Among the records below, find each line bearing the word "receiver" and copy it.

◆ ◆ ◆ ◆ ◆

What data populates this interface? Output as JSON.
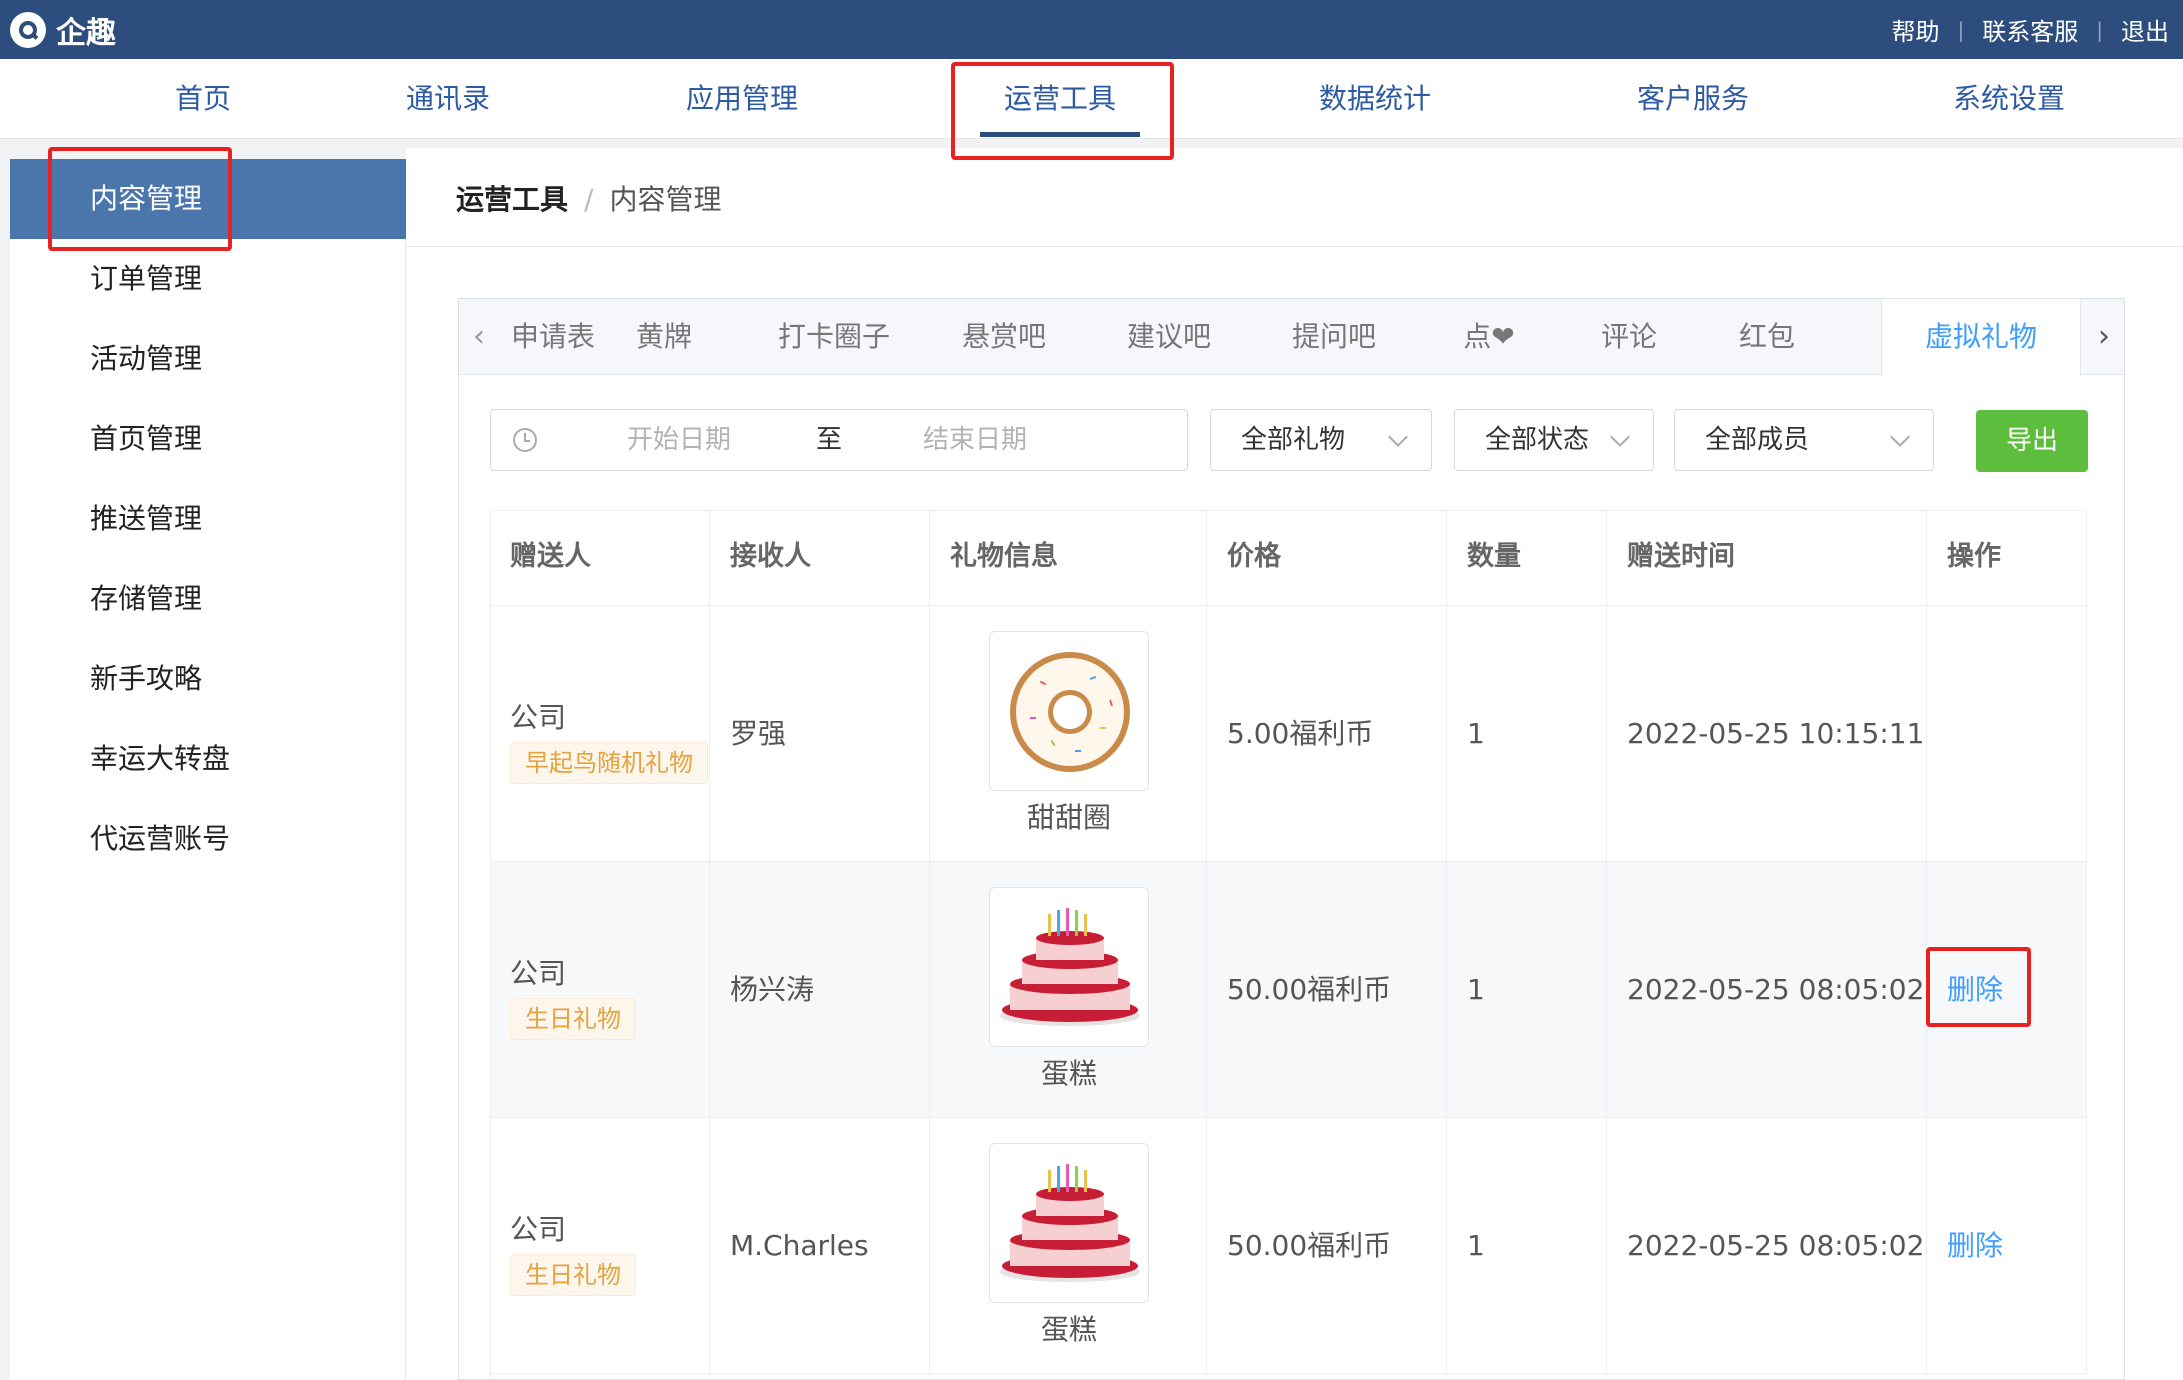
{
  "app": {
    "name": "企趣"
  },
  "top_links": {
    "help": "帮助",
    "contact": "联系客服",
    "logout": "退出",
    "sep": "|"
  },
  "nav": [
    "首页",
    "通讯录",
    "应用管理",
    "运营工具",
    "数据统计",
    "客户服务",
    "系统设置"
  ],
  "sidebar": [
    "内容管理",
    "订单管理",
    "活动管理",
    "首页管理",
    "推送管理",
    "存储管理",
    "新手攻略",
    "幸运大转盘",
    "代运营账号"
  ],
  "breadcrumb": {
    "root": "运营工具",
    "sep": "/",
    "current": "内容管理"
  },
  "tabs": [
    "申请表彰",
    "黄牌",
    "打卡圈子",
    "悬赏吧",
    "建议吧",
    "提问吧",
    "点❤",
    "评论",
    "红包",
    "虚拟礼物"
  ],
  "filters": {
    "start_placeholder": "开始日期",
    "to": "至",
    "end_placeholder": "结束日期",
    "gift_select": "全部礼物",
    "status_select": "全部状态",
    "member_select": "全部成员",
    "export": "导出"
  },
  "table": {
    "headers": [
      "赠送人",
      "接收人",
      "礼物信息",
      "价格",
      "数量",
      "赠送时间",
      "操作"
    ],
    "rows": [
      {
        "sender": "公司",
        "tag": "早起鸟随机礼物",
        "receiver": "罗强",
        "gift": "甜甜圈",
        "gift_icon": "donut-icon",
        "price": "5.00福利币",
        "qty": "1",
        "time": "2022-05-25 10:15:11",
        "action": ""
      },
      {
        "sender": "公司",
        "tag": "生日礼物",
        "receiver": "杨兴涛",
        "gift": "蛋糕",
        "gift_icon": "cake-icon",
        "price": "50.00福利币",
        "qty": "1",
        "time": "2022-05-25 08:05:02",
        "action": "删除"
      },
      {
        "sender": "公司",
        "tag": "生日礼物",
        "receiver": "M.Charles",
        "gift": "蛋糕",
        "gift_icon": "cake-icon",
        "price": "50.00福利币",
        "qty": "1",
        "time": "2022-05-25 08:05:02",
        "action": "删除"
      }
    ]
  },
  "colors": {
    "topbar": "#2c4d7d",
    "active_side": "#4a76ac",
    "link": "#409eff",
    "export": "#5cbe3c",
    "highlight": "#e82222"
  }
}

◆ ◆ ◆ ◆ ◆

### TASK RESPONSE:
        "receiver": "罗强",
        "receiver": "杨兴涛",
        "receiver": "M.Charles",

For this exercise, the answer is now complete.